Problem statement:
Where the word "display" occurs in a line of the listing below, copy that line.

### Input ###

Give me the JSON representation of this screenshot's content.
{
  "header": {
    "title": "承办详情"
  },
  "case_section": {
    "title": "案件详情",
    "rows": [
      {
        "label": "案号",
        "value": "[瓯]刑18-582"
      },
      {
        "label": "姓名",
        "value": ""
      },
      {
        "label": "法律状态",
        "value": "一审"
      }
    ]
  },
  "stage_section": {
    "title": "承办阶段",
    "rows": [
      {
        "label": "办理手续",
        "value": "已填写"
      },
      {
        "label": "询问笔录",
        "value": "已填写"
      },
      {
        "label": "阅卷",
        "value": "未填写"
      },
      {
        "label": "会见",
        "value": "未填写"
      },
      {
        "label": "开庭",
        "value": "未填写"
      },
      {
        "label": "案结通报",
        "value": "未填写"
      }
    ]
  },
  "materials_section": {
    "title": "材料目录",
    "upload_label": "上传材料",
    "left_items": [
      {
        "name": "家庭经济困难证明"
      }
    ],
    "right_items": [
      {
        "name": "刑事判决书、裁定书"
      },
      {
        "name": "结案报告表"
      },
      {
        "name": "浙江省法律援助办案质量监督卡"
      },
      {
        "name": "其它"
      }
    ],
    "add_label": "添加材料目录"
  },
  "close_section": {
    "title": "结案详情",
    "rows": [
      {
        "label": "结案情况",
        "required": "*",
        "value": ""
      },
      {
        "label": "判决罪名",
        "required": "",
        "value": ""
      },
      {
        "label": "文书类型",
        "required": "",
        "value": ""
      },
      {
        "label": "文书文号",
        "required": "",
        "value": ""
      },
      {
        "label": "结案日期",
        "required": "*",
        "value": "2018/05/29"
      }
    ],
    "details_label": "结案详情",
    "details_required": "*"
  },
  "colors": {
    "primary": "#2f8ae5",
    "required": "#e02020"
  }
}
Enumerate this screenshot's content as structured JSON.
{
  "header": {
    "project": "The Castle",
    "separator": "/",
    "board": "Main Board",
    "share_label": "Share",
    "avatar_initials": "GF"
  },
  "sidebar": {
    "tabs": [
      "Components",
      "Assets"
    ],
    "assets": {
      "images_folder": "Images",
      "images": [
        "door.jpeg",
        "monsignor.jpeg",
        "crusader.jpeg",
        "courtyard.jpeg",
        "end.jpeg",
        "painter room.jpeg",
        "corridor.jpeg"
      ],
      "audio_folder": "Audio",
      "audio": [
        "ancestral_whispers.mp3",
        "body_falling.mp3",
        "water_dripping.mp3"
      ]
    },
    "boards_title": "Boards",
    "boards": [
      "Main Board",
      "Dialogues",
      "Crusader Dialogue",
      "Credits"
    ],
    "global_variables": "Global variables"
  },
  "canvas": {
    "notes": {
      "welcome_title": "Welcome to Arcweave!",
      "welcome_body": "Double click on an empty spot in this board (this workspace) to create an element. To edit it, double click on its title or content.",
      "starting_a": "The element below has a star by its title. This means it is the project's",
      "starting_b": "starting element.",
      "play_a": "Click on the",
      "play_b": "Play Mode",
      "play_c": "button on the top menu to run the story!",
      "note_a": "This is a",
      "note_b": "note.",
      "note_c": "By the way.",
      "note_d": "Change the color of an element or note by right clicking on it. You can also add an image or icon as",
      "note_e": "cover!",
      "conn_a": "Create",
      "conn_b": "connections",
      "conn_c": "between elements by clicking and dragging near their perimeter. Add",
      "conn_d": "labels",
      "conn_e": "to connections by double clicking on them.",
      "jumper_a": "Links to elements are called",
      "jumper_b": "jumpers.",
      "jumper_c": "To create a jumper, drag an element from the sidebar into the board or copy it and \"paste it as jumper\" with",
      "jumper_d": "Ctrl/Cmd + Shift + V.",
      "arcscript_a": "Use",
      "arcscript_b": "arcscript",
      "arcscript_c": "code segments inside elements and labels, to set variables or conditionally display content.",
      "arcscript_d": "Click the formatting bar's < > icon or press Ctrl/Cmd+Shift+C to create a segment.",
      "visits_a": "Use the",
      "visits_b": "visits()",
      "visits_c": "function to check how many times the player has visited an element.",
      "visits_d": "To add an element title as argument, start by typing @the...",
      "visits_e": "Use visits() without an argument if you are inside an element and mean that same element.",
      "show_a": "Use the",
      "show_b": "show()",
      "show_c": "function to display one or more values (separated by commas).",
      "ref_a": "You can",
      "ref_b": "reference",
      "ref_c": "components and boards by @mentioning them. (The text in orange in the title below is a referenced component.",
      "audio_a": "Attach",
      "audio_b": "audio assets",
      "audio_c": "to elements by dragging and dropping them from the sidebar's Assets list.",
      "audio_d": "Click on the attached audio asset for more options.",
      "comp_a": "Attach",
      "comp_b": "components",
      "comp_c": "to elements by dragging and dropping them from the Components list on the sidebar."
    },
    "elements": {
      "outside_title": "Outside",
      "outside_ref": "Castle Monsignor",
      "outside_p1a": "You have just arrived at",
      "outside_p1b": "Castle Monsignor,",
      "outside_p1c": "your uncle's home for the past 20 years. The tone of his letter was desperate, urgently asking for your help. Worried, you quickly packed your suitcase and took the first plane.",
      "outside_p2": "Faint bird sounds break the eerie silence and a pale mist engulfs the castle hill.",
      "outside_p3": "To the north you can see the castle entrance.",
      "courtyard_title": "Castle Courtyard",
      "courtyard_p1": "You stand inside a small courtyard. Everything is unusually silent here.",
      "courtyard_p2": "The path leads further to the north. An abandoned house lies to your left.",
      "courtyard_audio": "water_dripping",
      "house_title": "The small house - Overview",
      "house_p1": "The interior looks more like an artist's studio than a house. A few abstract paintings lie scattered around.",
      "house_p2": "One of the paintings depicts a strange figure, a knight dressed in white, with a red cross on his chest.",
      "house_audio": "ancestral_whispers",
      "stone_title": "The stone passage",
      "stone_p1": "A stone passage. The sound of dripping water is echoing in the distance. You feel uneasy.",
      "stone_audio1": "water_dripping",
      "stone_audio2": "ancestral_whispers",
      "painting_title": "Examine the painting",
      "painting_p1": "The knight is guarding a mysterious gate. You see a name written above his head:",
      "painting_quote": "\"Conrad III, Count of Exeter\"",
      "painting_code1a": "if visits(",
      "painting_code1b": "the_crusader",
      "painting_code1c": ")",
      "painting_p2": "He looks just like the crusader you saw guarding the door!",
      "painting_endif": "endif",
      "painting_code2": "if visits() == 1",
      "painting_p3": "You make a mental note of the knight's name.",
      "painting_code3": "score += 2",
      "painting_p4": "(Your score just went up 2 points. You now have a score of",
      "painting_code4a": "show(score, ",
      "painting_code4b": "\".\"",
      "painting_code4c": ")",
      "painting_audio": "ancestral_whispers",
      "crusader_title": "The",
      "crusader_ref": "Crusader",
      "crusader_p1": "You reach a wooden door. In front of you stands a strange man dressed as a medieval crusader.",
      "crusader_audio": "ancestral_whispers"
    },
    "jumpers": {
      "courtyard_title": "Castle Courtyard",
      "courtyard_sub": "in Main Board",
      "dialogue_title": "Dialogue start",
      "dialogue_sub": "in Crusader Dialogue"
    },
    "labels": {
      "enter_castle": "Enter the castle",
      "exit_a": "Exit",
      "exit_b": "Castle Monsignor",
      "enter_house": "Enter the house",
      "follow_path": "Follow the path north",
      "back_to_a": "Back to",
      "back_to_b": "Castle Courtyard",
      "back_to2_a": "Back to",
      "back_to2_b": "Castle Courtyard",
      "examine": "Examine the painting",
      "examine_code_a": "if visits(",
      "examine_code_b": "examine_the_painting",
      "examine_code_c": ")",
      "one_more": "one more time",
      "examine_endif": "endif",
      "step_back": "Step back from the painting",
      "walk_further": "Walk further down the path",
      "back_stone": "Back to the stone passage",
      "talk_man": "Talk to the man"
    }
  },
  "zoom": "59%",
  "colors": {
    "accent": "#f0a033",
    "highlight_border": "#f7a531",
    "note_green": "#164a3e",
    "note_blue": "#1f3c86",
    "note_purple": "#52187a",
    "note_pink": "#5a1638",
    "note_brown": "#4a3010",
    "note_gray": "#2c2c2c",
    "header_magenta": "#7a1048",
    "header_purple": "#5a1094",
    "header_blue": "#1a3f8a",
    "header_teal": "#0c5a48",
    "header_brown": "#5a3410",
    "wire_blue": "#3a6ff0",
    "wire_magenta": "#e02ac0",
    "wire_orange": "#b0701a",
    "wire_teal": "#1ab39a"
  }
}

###
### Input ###

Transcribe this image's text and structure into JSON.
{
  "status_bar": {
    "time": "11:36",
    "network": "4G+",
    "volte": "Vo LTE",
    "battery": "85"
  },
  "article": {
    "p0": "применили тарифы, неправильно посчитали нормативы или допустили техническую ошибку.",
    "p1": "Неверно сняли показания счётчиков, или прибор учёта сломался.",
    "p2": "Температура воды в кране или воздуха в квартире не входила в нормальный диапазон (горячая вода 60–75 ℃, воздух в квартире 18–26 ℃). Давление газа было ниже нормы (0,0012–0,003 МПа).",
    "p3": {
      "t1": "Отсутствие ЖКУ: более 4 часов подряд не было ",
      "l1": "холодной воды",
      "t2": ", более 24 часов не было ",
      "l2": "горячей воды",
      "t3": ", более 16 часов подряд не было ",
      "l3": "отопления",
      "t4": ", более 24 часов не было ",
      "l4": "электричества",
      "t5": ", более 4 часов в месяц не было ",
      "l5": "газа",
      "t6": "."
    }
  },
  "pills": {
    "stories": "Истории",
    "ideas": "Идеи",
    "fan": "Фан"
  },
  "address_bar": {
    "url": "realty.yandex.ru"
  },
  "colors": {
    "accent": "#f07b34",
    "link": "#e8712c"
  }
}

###
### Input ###

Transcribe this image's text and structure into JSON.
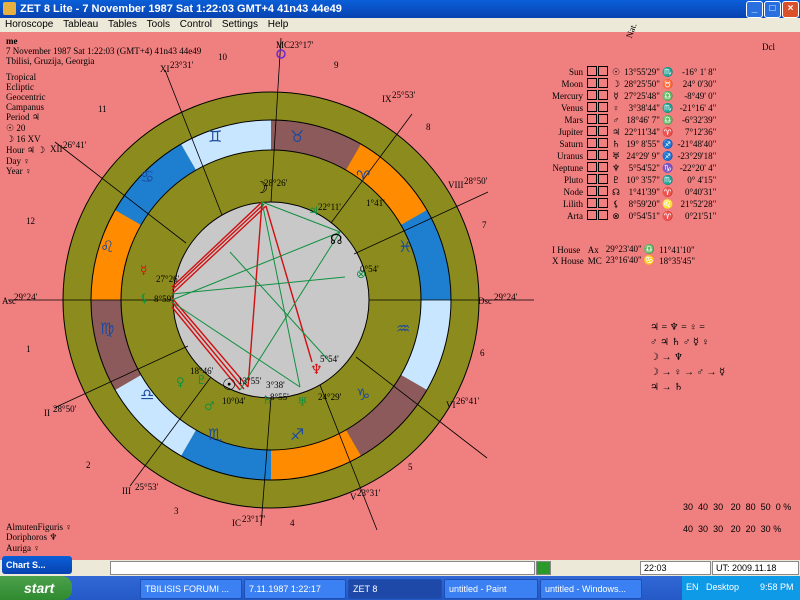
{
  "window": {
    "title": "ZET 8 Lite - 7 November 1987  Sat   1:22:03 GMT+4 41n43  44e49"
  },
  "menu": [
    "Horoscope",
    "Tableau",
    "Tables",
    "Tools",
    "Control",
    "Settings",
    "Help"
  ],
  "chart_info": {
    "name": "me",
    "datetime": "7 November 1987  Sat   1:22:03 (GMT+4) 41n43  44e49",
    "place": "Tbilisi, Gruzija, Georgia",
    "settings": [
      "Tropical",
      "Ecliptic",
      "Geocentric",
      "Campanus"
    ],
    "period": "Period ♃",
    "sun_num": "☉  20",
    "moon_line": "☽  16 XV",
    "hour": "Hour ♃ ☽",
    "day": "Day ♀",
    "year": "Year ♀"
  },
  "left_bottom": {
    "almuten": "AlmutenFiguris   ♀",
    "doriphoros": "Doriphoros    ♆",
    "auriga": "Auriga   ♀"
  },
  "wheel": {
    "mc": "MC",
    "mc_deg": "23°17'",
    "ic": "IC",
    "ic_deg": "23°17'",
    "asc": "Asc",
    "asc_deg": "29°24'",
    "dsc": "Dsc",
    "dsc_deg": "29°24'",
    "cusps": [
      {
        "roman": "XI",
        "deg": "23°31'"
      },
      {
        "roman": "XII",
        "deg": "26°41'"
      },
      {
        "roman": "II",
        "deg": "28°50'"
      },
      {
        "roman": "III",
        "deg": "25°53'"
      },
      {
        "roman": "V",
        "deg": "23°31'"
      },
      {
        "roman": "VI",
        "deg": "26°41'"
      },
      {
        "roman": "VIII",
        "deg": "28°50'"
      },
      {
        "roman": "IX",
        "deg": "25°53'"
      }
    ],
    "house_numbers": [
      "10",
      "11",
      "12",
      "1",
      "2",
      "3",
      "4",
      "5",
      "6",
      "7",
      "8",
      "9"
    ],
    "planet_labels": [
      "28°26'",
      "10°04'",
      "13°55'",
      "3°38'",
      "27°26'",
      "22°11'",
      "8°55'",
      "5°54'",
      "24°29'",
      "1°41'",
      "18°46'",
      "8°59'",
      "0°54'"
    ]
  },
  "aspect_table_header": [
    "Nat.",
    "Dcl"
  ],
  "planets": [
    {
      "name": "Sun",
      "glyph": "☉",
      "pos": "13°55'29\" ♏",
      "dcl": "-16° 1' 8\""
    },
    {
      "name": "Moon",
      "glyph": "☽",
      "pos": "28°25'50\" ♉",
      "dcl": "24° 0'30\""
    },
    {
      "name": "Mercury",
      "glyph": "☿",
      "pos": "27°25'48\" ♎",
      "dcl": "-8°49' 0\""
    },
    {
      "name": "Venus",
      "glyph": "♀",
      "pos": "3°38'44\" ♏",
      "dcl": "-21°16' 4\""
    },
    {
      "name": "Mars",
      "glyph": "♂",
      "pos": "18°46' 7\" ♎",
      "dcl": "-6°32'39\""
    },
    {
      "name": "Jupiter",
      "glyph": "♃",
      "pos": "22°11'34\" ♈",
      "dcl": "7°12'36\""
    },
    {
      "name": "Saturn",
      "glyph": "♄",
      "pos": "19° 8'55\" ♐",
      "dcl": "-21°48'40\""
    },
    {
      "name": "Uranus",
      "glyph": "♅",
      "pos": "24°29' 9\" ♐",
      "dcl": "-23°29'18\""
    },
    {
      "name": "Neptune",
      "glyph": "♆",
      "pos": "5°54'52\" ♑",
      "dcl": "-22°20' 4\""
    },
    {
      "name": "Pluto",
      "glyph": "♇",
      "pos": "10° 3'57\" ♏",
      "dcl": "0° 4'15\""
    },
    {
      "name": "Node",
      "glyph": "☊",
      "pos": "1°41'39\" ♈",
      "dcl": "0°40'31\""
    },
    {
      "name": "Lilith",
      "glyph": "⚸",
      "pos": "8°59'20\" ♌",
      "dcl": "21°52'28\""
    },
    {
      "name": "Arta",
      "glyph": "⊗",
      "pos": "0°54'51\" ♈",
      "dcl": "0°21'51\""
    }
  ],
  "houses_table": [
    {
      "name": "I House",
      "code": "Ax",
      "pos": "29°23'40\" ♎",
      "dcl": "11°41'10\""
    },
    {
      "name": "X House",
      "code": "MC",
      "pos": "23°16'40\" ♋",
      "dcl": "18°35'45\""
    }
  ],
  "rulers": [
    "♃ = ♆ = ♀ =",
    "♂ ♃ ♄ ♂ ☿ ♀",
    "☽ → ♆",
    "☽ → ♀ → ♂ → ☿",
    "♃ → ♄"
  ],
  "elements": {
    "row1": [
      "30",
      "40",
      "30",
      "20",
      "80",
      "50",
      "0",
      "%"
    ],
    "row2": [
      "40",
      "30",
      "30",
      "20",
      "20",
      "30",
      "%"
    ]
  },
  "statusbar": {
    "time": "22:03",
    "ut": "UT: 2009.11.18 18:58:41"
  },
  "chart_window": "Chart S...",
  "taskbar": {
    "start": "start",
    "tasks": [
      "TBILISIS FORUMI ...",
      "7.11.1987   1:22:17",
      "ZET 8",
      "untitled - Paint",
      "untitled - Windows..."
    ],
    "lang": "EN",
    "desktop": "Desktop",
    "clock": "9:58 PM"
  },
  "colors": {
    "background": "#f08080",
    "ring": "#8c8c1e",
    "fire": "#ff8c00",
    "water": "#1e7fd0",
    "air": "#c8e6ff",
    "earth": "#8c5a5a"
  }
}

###

Exercise response:
      "arcscript_c": "code segments inside elements and labels, to set variables or conditionally display content.",
      "show_c": "function to display one or more values (separated by commas).",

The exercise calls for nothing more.